[YOUR TASK]: Without copying any picture, return all lines below exactly.

[MATERIAL SUPPLIED]:
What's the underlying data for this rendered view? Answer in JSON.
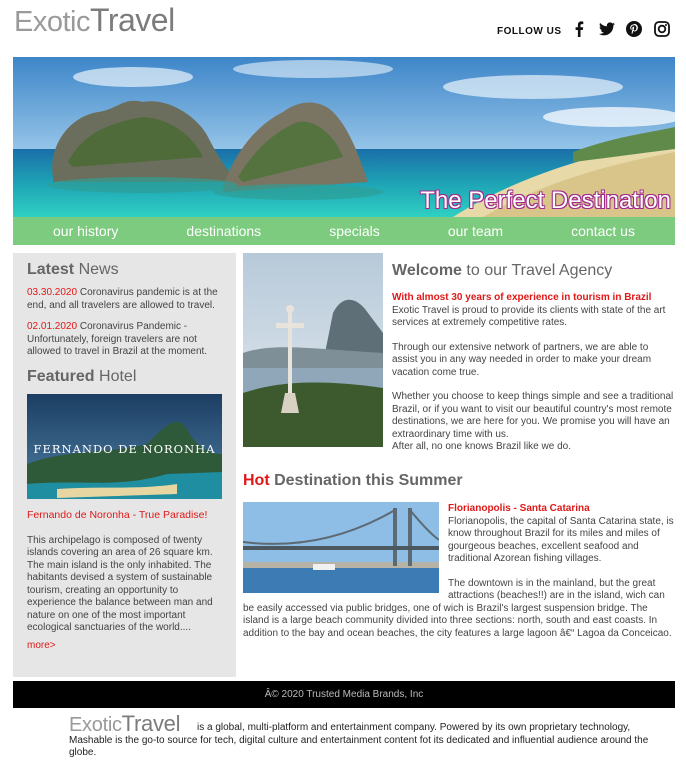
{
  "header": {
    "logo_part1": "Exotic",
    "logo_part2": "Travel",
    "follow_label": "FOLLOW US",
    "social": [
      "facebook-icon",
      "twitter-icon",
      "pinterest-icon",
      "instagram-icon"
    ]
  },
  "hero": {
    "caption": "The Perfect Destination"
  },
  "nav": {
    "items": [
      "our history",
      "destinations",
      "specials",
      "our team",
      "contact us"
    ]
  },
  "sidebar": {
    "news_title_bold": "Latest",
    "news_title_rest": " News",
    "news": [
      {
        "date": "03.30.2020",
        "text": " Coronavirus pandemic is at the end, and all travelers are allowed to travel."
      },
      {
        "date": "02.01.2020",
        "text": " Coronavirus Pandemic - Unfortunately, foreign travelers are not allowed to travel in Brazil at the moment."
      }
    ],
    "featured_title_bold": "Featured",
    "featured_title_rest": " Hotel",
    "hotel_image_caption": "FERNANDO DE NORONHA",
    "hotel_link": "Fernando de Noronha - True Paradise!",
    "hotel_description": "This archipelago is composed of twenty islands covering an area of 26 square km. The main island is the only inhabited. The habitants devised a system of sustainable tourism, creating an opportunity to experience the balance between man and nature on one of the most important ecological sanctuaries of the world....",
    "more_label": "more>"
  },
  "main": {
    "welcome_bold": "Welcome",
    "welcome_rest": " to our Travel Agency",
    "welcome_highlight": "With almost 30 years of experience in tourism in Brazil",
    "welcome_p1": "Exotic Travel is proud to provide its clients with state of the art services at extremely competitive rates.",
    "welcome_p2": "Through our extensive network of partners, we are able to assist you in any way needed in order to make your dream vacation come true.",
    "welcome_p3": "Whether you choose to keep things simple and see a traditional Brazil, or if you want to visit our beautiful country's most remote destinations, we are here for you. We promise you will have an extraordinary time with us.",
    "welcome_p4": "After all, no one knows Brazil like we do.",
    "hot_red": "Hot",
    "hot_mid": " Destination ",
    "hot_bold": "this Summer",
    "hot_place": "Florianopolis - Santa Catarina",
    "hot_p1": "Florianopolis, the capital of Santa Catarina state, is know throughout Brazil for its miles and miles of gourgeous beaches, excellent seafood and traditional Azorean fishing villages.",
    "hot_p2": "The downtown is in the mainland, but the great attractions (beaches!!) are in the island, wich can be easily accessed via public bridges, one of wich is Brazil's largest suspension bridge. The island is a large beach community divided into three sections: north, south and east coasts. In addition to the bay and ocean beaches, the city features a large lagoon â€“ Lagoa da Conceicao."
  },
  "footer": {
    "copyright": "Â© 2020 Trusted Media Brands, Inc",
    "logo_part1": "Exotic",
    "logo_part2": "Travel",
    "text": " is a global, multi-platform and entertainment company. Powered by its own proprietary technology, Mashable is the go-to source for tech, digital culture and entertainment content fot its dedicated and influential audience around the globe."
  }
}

[SOLUTION TO THIS PROBLEM]:
What's the underlying data for this rendered view? Answer in JSON.
{
  "header": {
    "logo_part1": "Exotic",
    "logo_part2": "Travel",
    "follow_label": "FOLLOW US",
    "social": [
      "facebook-icon",
      "twitter-icon",
      "pinterest-icon",
      "instagram-icon"
    ]
  },
  "hero": {
    "caption": "The Perfect Destination"
  },
  "nav": {
    "items": [
      "our history",
      "destinations",
      "specials",
      "our team",
      "contact us"
    ]
  },
  "sidebar": {
    "news_title_bold": "Latest",
    "news_title_rest": " News",
    "news": [
      {
        "date": "03.30.2020",
        "text": " Coronavirus pandemic is at the end, and all travelers are allowed to travel."
      },
      {
        "date": "02.01.2020",
        "text": " Coronavirus Pandemic - Unfortunately, foreign travelers are not allowed to travel in Brazil at the moment."
      }
    ],
    "featured_title_bold": "Featured",
    "featured_title_rest": " Hotel",
    "hotel_image_caption": "FERNANDO DE NORONHA",
    "hotel_link": "Fernando de Noronha - True Paradise!",
    "hotel_description": "This archipelago is composed of twenty islands covering an area of 26 square km. The main island is the only inhabited. The habitants devised a system of sustainable tourism, creating an opportunity to experience the balance between man and nature on one of the most important ecological sanctuaries of the world....",
    "more_label": "more>"
  },
  "main": {
    "welcome_bold": "Welcome",
    "welcome_rest": " to our Travel Agency",
    "welcome_highlight": "With almost 30 years of experience in tourism in Brazil",
    "welcome_p1": "Exotic Travel is proud to provide its clients with state of the art services at extremely competitive rates.",
    "welcome_p2": "Through our extensive network of partners, we are able to assist you in any way needed in order to make your dream vacation come true.",
    "welcome_p3": "Whether you choose to keep things simple and see a traditional Brazil, or if you want to visit our beautiful country's most remote destinations, we are here for you. We promise you will have an extraordinary time with us.",
    "welcome_p4": "After all, no one knows Brazil like we do.",
    "hot_red": "Hot",
    "hot_mid": " Destination ",
    "hot_bold": "this Summer",
    "hot_place": "Florianopolis - Santa Catarina",
    "hot_p1": "Florianopolis, the capital of Santa Catarina state, is know throughout Brazil for its miles and miles of gourgeous beaches, excellent seafood and traditional Azorean fishing villages.",
    "hot_p2": "The downtown is in the mainland, but the great attractions (beaches!!) are in the island, wich can be easily accessed via public bridges, one of wich is Brazil's largest suspension bridge. The island is a large beach community divided into three sections: north, south and east coasts. In addition to the bay and ocean beaches, the city features a large lagoon â€“ Lagoa da Conceicao."
  },
  "footer": {
    "copyright": "Â© 2020 Trusted Media Brands, Inc",
    "logo_part1": "Exotic",
    "logo_part2": "Travel",
    "text": " is a global, multi-platform and entertainment company. Powered by its own proprietary technology, Mashable is the go-to source for tech, digital culture and entertainment content fot its dedicated and influential audience around the globe."
  }
}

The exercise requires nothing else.